16 Algebraic function: 2. Intersection Identification of rows that are common to two relations; must have equivalent columns as to number and domains.Provide information on employees who have both a salesperson and manager role:Union - Who are all the employees? For newsletter, do not send Anne more than one.Intersection - Who is an Employee AND a Salesperson?
17 Algebraic Function: 3. Difference Identification of rows that are in one relation and not in another; must have equivalent columns as to number and domains.Provide information on employees who have a salesperson role but do not have a managerial role:Difference: Who is ONLY a salesperson - not a manager?Product: Lists all possible combinations of rows from both tables - not directly used this way but used while trying to accomplish something else
18 Algebraic Function: 4. Product Adjoining (concatenating) each row in the first relation to each row in the second relation; must have different column namesNo obvious query; conceptually important because it is used as a building block (Cartesian product) for the join operator.Difference: Who is ONLY a salesperson - not a manager?Product: Lists all possible combinations of rows from both tables - not directly used this way but used while trying to accomplish something else

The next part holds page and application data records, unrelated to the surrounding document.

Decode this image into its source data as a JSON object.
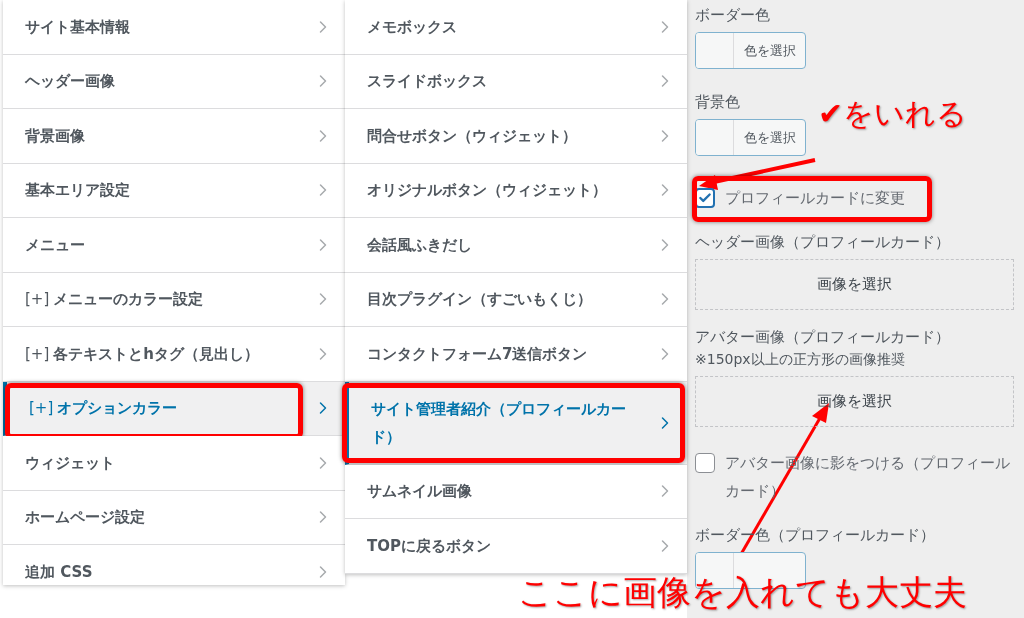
{
  "menu": {
    "items": [
      {
        "label": "サイト基本情報",
        "selected": false,
        "highlighted": false
      },
      {
        "label": "ヘッダー画像",
        "selected": false,
        "highlighted": false
      },
      {
        "label": "背景画像",
        "selected": false,
        "highlighted": false
      },
      {
        "label": "基本エリア設定",
        "selected": false,
        "highlighted": false
      },
      {
        "label": "メニュー",
        "selected": false,
        "highlighted": false
      },
      {
        "prefix": "[+]",
        "label": "メニューのカラー設定",
        "selected": false,
        "highlighted": false
      },
      {
        "prefix": "[+]",
        "label": "各テキストとhタグ（見出し）",
        "selected": false,
        "highlighted": false
      },
      {
        "prefix": "[+]",
        "label": "オプションカラー",
        "selected": true,
        "highlighted": true
      },
      {
        "label": "ウィジェット",
        "selected": false,
        "highlighted": false
      },
      {
        "label": "ホームページ設定",
        "selected": false,
        "highlighted": false
      },
      {
        "label": "追加 CSS",
        "selected": false,
        "highlighted": false
      }
    ]
  },
  "submenu": {
    "items": [
      {
        "label": "メモボックス",
        "selected": false,
        "highlighted": false
      },
      {
        "label": "スライドボックス",
        "selected": false,
        "highlighted": false
      },
      {
        "label": "問合せボタン（ウィジェット）",
        "selected": false,
        "highlighted": false
      },
      {
        "label": "オリジナルボタン（ウィジェット）",
        "selected": false,
        "highlighted": false
      },
      {
        "label": "会話風ふきだし",
        "selected": false,
        "highlighted": false
      },
      {
        "label": "目次プラグイン（すごいもくじ）",
        "selected": false,
        "highlighted": false
      },
      {
        "label": "コンタクトフォーム7送信ボタン",
        "selected": false,
        "highlighted": false
      },
      {
        "label": "サイト管理者紹介（プロフィールカード）",
        "selected": true,
        "highlighted": true
      },
      {
        "label": "サムネイル画像",
        "selected": false,
        "highlighted": false
      },
      {
        "label": "TOPに戻るボタン",
        "selected": false,
        "highlighted": false
      }
    ]
  },
  "panel": {
    "fields": [
      {
        "kind": "color",
        "label": "ボーダー色",
        "button": "色を選択"
      },
      {
        "kind": "color",
        "label": "背景色",
        "button": "色を選択"
      },
      {
        "kind": "checkbox",
        "label": "プロフィールカードに変更",
        "checked": true,
        "highlighted": true
      },
      {
        "kind": "image",
        "label": "ヘッダー画像（プロフィールカード）",
        "button": "画像を選択"
      },
      {
        "kind": "image",
        "label": "アバター画像（プロフィールカード）",
        "note": "※150px以上の正方形の画像推奨",
        "button": "画像を選択"
      },
      {
        "kind": "checkbox",
        "label": "アバター画像に影をつける（プロフィールカード）",
        "checked": false,
        "highlighted": false
      },
      {
        "kind": "color",
        "label": "ボーダー色（プロフィールカード）"
      }
    ]
  },
  "annotations": [
    {
      "text": "✔をいれる"
    },
    {
      "text": "ここに画像を入れても大丈夫"
    }
  ]
}
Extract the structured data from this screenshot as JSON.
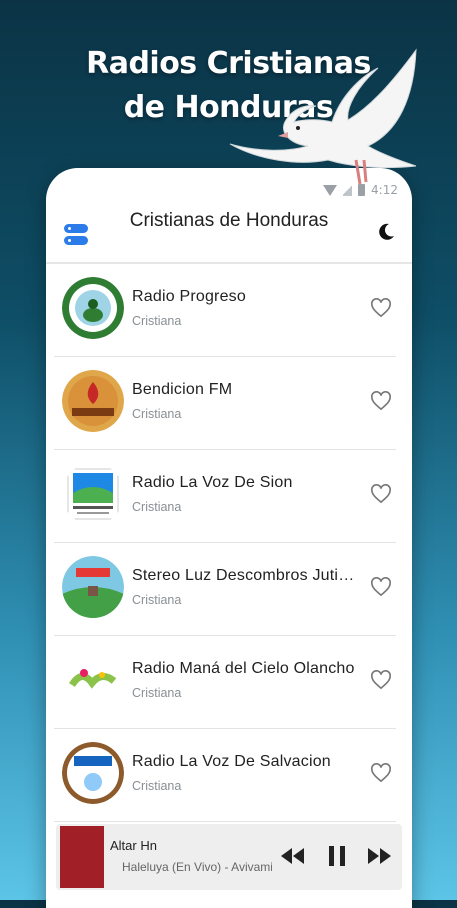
{
  "promo": {
    "line1": "Radios Cristianas",
    "line2": "de Honduras"
  },
  "status": {
    "time": "4:12"
  },
  "appbar": {
    "title": "Cristianas de Honduras"
  },
  "stations": [
    {
      "name": "Radio Progreso",
      "genre": "Cristiana"
    },
    {
      "name": "Bendicion FM",
      "genre": "Cristiana"
    },
    {
      "name": "Radio La Voz De Sion",
      "genre": "Cristiana"
    },
    {
      "name": "Stereo Luz Descombros Jutiapa",
      "genre": "Cristiana"
    },
    {
      "name": "Radio Maná del Cielo Olancho",
      "genre": "Cristiana"
    },
    {
      "name": "Radio La Voz De Salvacion",
      "genre": "Cristiana"
    }
  ],
  "player": {
    "station": "Altar Hn",
    "song": "Haleluya (En Vivo) - Avivamiento"
  },
  "icons": {
    "menu": "menu-toggle-icon",
    "theme": "moon-icon",
    "favorite": "heart-outline-icon",
    "prev": "rewind-icon",
    "pause": "pause-icon",
    "next": "fast-forward-icon"
  },
  "colors": {
    "accent": "#2b7be8",
    "background_top": "#0b3345",
    "background_bottom": "#5cc4e6",
    "cover": "#a11f27"
  }
}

19 Algebraic Function: 5. Select Creation of a relation by identifying only rows that satisfy specific conditionsProvide information on employees who are based in Tokyo:Select: Used a LOT - restricts rows based on a criteria; can combine criteria - ie. whose office is Tokyo and has a salary of at least 2000? (Only Goro Azuma);who is NOT in Brussels? (works somewhere other than in Brussels)Provide information on employees whose salary is at least $2000
20 Algebraic Function: 6. Project Creates a relation by deleting columns from an existing relationSelect: Used a LOT - restricts rows based on a criteria; can combine criteria - ie. whose office is Tokyo and has a salary of at least 2000? (Only Goro Azuma);who is NOT in Brussels? (works somewhere other than in Brussels)Provide a list of employee names (not all information):Can “nest” (combine) operators (e.g., select, project)Provide names of employees whose office is in Tokyo:
21 Algebraic Function: 7. Divide Creating a new relation by selecting the rows in one relation that match every row in another relationDifference: Who is ONLY a salesperson - not a manager?Product: Lists all possible combinations of rows from both tables - not directly used this way but used while trying to accomplish something elseWho has sold every product?
22 Algebraic Function: 8. Join Connection of data across relations: natural join (rows are joined when common columns have equal values); outer join (all rows from both tables even if there is no matching column value) and theta join (not covered)Provide the Supplier Name for each productDifference: Who is ONLY a salesperson - not a manager?Product: Lists all possible combinations of rows from both tables - not directly used this way but used while trying to accomplish something elseProvide all products and all suppliers, joining where possible